This may be the case in Tuscaloosa, Alabama, a racially mixed city where some say segregation is alive and well.
As a result of the recent public school overcrowding, city authorities decided on a rezoning plan to deal with the problem. Unfortunately, this left hundreds of students to the mercy of "virtually all-black, low performing schools" reads a New York Times piece by Sam Dillon, and many black parents calling foul, especially considering that the school's superintendent and board president are white, yet 75% of the public school system is black.
Tuscoloosa's rezoning project, while raceless on paper, is being administered via the same justification found in the recent reversal of the Brown v. Board of Education decision (which I covered here in July) and the somewhat faulty No Child Left Behind program, both of which are considered to be essential in what is fast becoming a race-blind America. Yet for some parents and local black leaders, the situation is a haunting flashback:
All the issues we dealt with in the 60s, we're having to deal with again in 2007," said Earnestine Tucker, one of the black members [of the Board of Education]. We're back to separate but equal - but separate isn't equal."Some of the students feel it too:
Telissa Graham, 17, was a sophomore last year at Northridge High. She learned of the plan last May by reading a notice on her school’s bulletin board listing her name along with about 70 other students required to move. “They said Northridge was too crowded,” Telissa said. “But I think they just wanted to separate some of the blacks and Hispanics from the whites.”

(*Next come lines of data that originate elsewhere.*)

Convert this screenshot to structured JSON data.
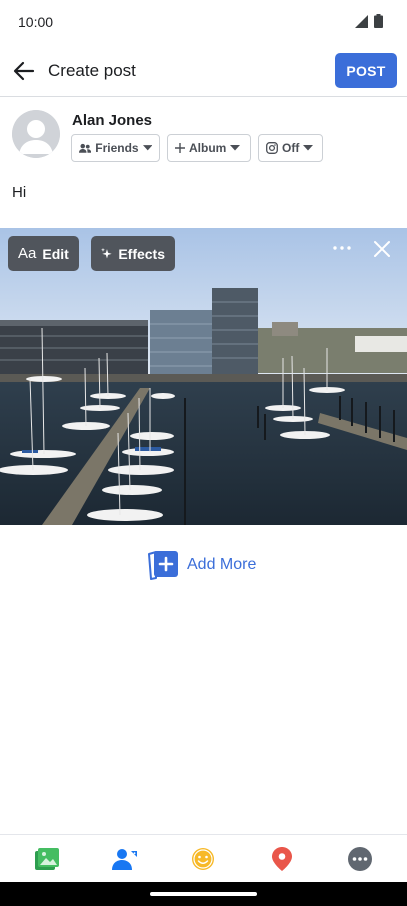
{
  "status": {
    "time": "10:00"
  },
  "header": {
    "title": "Create post",
    "post_label": "POST"
  },
  "author": {
    "name": "Alan Jones",
    "audience_label": "Friends",
    "album_label": "Album",
    "instagram_label": "Off"
  },
  "post": {
    "text": "Hi"
  },
  "photo": {
    "edit_prefix": "Aa",
    "edit_label": "Edit",
    "effects_label": "Effects"
  },
  "add_more": {
    "label": "Add More"
  },
  "bottom_bar": {
    "icons": [
      "photo-icon",
      "tag-people-icon",
      "feeling-icon",
      "location-icon",
      "more-icon"
    ]
  },
  "colors": {
    "accent": "#3b6ed9",
    "photo_green": "#45bd62",
    "people_blue": "#1877f2",
    "feeling_yellow": "#f7b928",
    "location_red": "#e9564a",
    "more_gray": "#606770"
  }
}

Ironically, as the article notes, the parents of Tuscaloosa have co-opted the No Child Left Behind Act, which its critics consider to be detrimental to the process of improving the health of public schools as it, in fewer words, places more importance on a student's selective school re-assignment on a case-by-case basis, as opposed to focusing on the poor schools themselves. The parents have argued that they have no other choice than using the act a means of securing a better future for their children, many of whom, as a result of the residential rezoning, have limited access to the educational opportunity they once experienced via busing. Thus far, 180 students have requested to transfer from schools that have received poor scores in the evaluation system used by No Child Left Behind, but their present status is pending, much like their hopes for a better future in the highly racially divided Tuscaloosa.

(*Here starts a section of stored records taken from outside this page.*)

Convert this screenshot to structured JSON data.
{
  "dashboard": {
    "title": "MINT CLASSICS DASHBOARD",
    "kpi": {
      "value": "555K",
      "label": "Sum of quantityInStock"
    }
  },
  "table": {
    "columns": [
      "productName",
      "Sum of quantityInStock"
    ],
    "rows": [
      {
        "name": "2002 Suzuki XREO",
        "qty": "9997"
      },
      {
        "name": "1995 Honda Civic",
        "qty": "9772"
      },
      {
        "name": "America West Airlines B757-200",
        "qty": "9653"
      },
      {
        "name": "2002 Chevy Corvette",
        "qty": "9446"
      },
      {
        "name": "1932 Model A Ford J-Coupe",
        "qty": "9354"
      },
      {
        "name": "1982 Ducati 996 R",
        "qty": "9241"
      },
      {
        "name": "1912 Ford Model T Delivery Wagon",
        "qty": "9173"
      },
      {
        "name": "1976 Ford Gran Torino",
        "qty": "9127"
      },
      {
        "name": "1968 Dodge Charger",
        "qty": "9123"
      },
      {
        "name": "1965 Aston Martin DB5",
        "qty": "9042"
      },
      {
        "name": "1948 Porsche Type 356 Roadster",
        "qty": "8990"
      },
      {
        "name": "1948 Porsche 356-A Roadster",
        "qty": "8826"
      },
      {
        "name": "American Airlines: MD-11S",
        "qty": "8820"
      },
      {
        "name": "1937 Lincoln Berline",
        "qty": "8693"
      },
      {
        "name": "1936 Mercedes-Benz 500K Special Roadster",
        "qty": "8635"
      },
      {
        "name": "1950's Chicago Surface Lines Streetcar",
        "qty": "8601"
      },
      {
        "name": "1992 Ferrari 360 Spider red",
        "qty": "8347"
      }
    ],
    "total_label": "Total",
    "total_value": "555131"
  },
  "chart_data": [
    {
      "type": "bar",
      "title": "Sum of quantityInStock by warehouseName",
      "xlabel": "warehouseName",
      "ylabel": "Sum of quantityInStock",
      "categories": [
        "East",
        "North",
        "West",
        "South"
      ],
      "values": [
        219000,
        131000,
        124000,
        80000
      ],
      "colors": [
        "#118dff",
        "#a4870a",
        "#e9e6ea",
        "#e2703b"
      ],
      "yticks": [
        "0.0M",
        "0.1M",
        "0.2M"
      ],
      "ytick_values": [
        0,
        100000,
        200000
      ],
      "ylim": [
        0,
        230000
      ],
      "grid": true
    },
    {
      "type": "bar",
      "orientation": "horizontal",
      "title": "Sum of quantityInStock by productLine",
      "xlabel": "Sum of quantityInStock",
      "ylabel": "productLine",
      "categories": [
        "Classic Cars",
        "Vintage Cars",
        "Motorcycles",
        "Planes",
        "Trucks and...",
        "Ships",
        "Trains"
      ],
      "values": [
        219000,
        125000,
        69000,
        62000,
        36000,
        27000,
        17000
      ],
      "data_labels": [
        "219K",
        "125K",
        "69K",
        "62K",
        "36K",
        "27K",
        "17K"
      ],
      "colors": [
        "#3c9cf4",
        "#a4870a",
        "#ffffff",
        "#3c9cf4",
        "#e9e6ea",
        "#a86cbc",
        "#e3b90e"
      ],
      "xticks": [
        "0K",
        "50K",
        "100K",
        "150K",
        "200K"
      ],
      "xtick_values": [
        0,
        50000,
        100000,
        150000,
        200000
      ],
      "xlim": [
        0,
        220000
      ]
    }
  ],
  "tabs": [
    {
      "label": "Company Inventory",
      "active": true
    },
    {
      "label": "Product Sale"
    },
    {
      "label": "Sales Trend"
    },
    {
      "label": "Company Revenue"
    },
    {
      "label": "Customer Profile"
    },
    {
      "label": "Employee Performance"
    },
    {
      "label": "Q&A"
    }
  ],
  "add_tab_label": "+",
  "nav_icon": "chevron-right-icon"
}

Critics could easily say, however, that parental involvement for black student came a little too late. White parents beat them to the punch, helping to initiate the program with which they are at odds:

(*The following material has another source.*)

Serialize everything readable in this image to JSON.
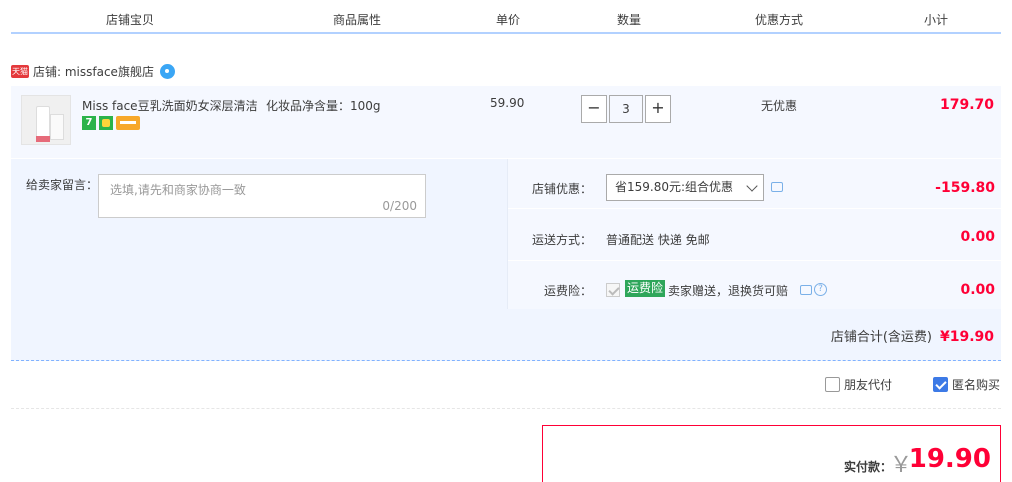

At a meeting in February 2005, scores of parents from the two majority white elementary schools complained of overcrowding and discipline problems in the middle school their children were sent to outside of the northern enclave.
Ms. Tucker said she, another board member and a teacher were the only blacks present. The white parents clamored for a new middle school closer to their homes. They also urged Dr. Levey to consider sending some students being bused into northern cluster schools back to their own neighborhood, Ms. Tucker said. Dr. Levey did not dispute the broad outlines of Ms. Tucker’s account.
“That was the origin of this whole rezoning,” Ms. Tucker said.
Months later, the school board commissioned a demographic study to draft the rezoning plan. J. Russell Gibson III, the board’s lawyer, said the plan drawn up used school buildings more efficiently, freeing classroom space equivalent to an entire elementary school and saving potential construction costs of $10 million to $14 million. “That’s a significant savings,” Mr. Gibson said, “and we relieved overcrowding and placed most students in a school near their home. That’s been lost in all the rhetoric.”
Could re-segregation have been avoided by way of parental involvement?
Possibly. But without the tax money to back up the words, very little can be done to change a public education system on the brink of ruin. As socialist as it may sound, we, as a nation, will continue to segregate it's young people until one's income bracket no longer corresponds to the availability of local, high-quality, public schools. Due to the very obvious links between color and class, some children will inevitably always be left behind.